Home is where the art is
Two events recently have made me think about symbolism. The spectacular comet now gracing the night sky visiting from the outer solar system would have been seen centuries ago as a harbinger of doom. The other event was closer to home: in my kitchen, in fact. My seven-year-old turned to me one morning and said, “Is that real, Mum?” pointing at a snake in the middle of the floor. “No, of course not” I said, until it raised its head and flicked its tongue, no doubt wondering where on earth he or she was and if we were real. And that made me think about how snakes, creatures that grow by sloughing their skins, have long been symbols of rebirth and regeneration.
A few days before the Culture Secretary’s very welcome announcement of £1.57 billion emergency funding for the arts and culture sector, the Prime Minister hinted that something was in the offing. He told the House of Commons that the economic case for supporting the performing arts is overwhelming.
He is right, it is. The cultural sector generates £32 billion for the economy a year, as part of the wider creative industries which contribute £111 billion – £304 million a day – and, until Covid-19 stopped the performing arts in their tracks, grew five times faster than the economy as whole. But it is about more than the earning power of the arts. The human case for supporting the performing arts is overwhelming too.
Cultural activity is a part of our national life – in the way it expresses who we are and helps us define ourselves as individuals and communities and in our outward expression as a nation. Culture and the arts contribute to our wellbeing, to our education, and to our social lives as well as to our economic prosperity.
The government’s rescue package is hugely positive news, but there are still lots of unknowns. We have to accept the possibility that it cannot save every organisation. We don’t yet know who will be eligible for support, and we don’t know the future course the of pandemic. There is a palpable sense of relief across the arts and culture sector, but we are not out of the woods.
While much of the recent noise has been about national institutions, it is in the regions, away from the metropolitan centres, that the loss of cultural institutions would be most grievously felt. We have seen the spectre of NewcastleGateshead without the arts and we don’t like it.
Here in the North East we have libraries, galleries, theatres and concert halls laid down proudly by the leaders of the industrial revolution and then built upon anew – indeed still being built upon in Sunderland – substantially in the 21st century, underpinned by lottery investment. In both periods, this investment has been fuelled by communities wanting to support better lives for their people. In latter times, successive local authorities – in Gateshead, Newcastle, Middlesbrough, Sunderland, Darlington – have been pivotal in this, seeing cultural activity and the infrastructure which supports it as fundamental to making a place better for its people.
We think of the physical buildings as symbols of the role which culture plays in our lives. Just like the big national numbers, they attract attention. But behind them lies the other half of the story: what they mean to individuals and how this contributes to the way we knit together as a society. Which in turn makes place – helping define its quality and its identity.

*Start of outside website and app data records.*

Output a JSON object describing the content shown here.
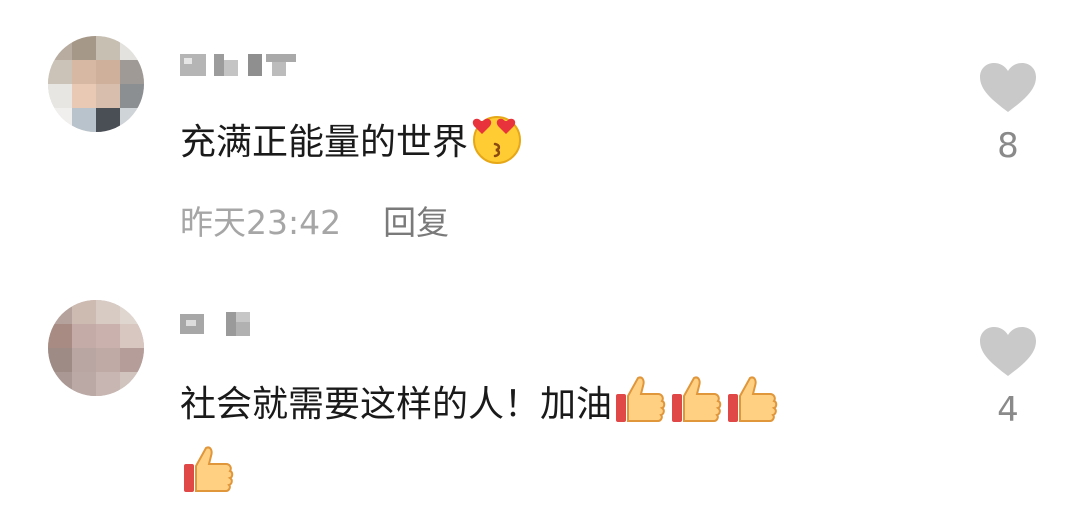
{
  "comments": [
    {
      "text": "充满正能量的世界",
      "emoji": "heart-eyes-kiss-emoji",
      "time": "昨天23:42",
      "reply_label": "回复",
      "likes": "8"
    },
    {
      "text": "社会就需要这样的人！加油",
      "emoji": "thumbs-up-emoji",
      "time": "",
      "reply_label": "",
      "likes": "4"
    }
  ],
  "colors": {
    "text": "#1a1a1a",
    "meta": "#a6a6a6",
    "reply": "#7a7a7a",
    "heart": "#c9c9c9",
    "count": "#8a8a8a"
  }
}
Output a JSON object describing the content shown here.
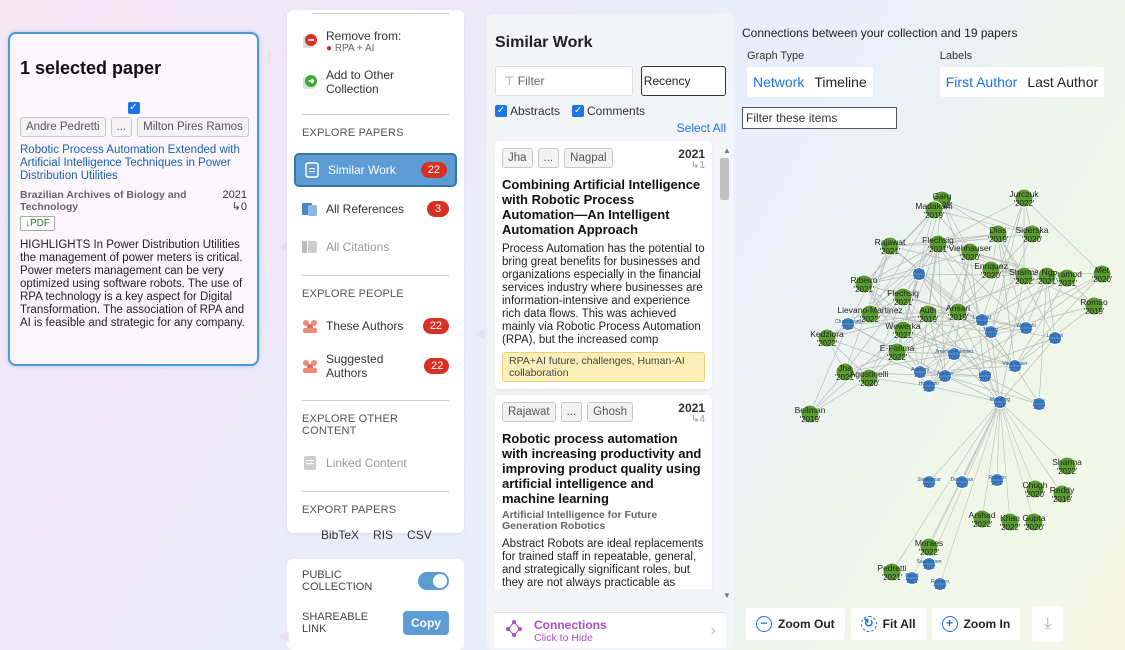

Ultimately this isn’t about bricks and mortar – or glass – it’s about what it means for individuals. It’s about the effect which being involved in the arts and creativity can have for a person – from the broadest experience in a concert of hearing something new, meeting new people or simply having a good time and forgetting a day’s work; through building physical co-ordination, working as a team, communicating in playing music with others, to using music to build bonds between adopted children and their new families and to enable older people to combat isolation and loneliness. It is no accident that we turn to the arts at times of greatest joy and at times of greatest pain. We come together and sing to welcome people into our families by birth or by marriage and we come together and sing our farewells.
In short, the arts can help a person’s physical, emotional and mental health. This is where the vital human value lies, and this is why it’s crucial for villages, towns and cities to have the arts and culture as part of their place.

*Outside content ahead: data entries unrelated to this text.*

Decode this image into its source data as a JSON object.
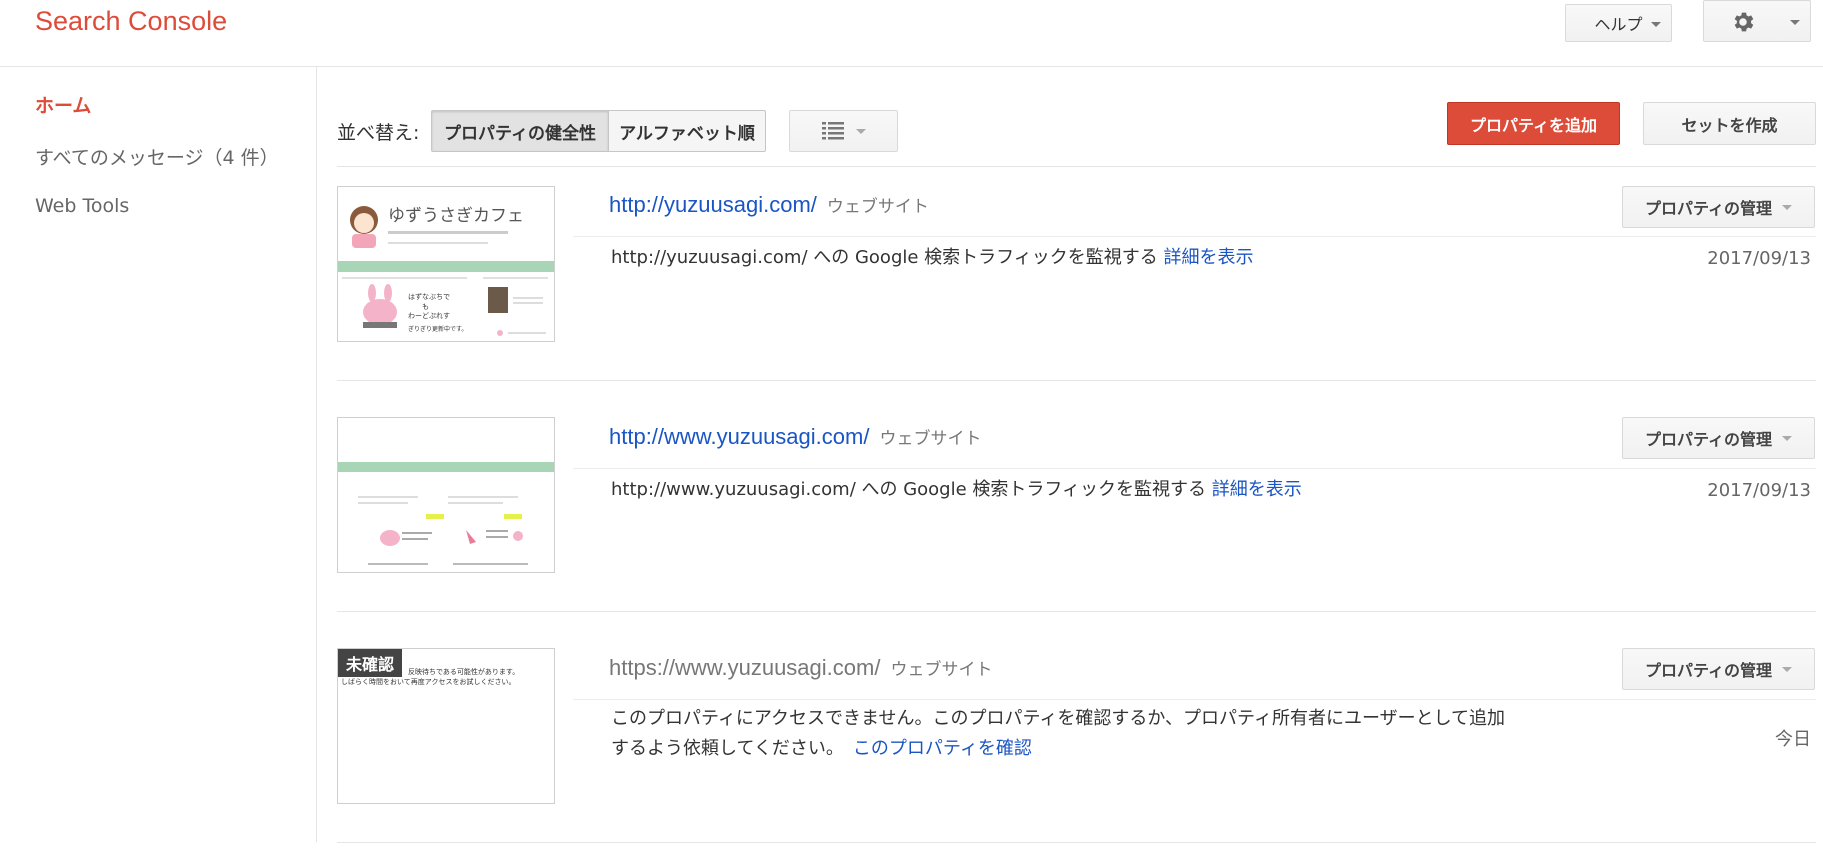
{
  "app": {
    "title": "Search Console"
  },
  "header": {
    "help_label": "ヘルプ"
  },
  "sidebar": {
    "items": [
      {
        "label": "ホーム",
        "active": true
      },
      {
        "label": "すべてのメッセージ（4 件）"
      },
      {
        "label": "Web Tools"
      }
    ]
  },
  "toolbar": {
    "sort_label": "並べ替え:",
    "sort_options": [
      "プロパティの健全性",
      "アルファベット順"
    ],
    "sort_selected": "プロパティの健全性",
    "add_property_label": "プロパティを追加",
    "create_set_label": "セットを作成"
  },
  "properties": [
    {
      "url": "http://yuzuusagi.com/",
      "type": "ウェブサイト",
      "manage_label": "プロパティの管理",
      "description": "http://yuzuusagi.com/ への Google 検索トラフィックを監視する",
      "link": "詳細を表示",
      "date": "2017/09/13",
      "thumb_title": "ゆずうさぎカフェ",
      "thumb_lines": [
        "はずなぶちで",
        "も",
        "わーどぷれす",
        "ぎりぎり更新中です。"
      ]
    },
    {
      "url": "http://www.yuzuusagi.com/",
      "type": "ウェブサイト",
      "manage_label": "プロパティの管理",
      "description": "http://www.yuzuusagi.com/ への Google 検索トラフィックを監視する",
      "link": "詳細を表示",
      "date": "2017/09/13"
    },
    {
      "url": "https://www.yuzuusagi.com/",
      "type": "ウェブサイト",
      "manage_label": "プロパティの管理",
      "description_line1": "このプロパティにアクセスできません。このプロパティを確認するか、プロパティ所有者にユーザーとして追加",
      "description_line2": "するよう依頼してください。",
      "link": "このプロパティを確認",
      "date": "今日",
      "badge": "未確認",
      "thumb_text_1": "反映待ちである可能性があります。",
      "thumb_text_2": "しばらく時間をおいて再度アクセスをお試しください。"
    }
  ],
  "colors": {
    "brand": "#dd4b39",
    "link": "#1a55c4",
    "thumb_accent": "#a8d5b5"
  }
}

What it starts from in our region, with the richest musical heritage in England, is a belief that access to participating in arts and culture of the highest quality, in being creative, is everyone’s right. It is a driver and a measure of social inclusion. It cements communities which are far from the big cities; it epitomises democracy. This is what acts as a catalyst to further investment – making places attractive for people to live and work and for businesses to invest in. If the whole cultural sector, central and local government, civic society, communities and individuals – all of us – put culture at the heart of place we can aspire to a more inclusive society where places do not define us, they make us.
As we make the case at national level, the power of the case is across the country –it’s specific in each individual place, but what each place has in common is the value brought for individuals, the potential it releases in communities and the society and identity it creates. Which brings be back to our visitors, to our comet and our snake. We can choose doom, or we can choose to be energised by the prospect of rebirth and regeneration.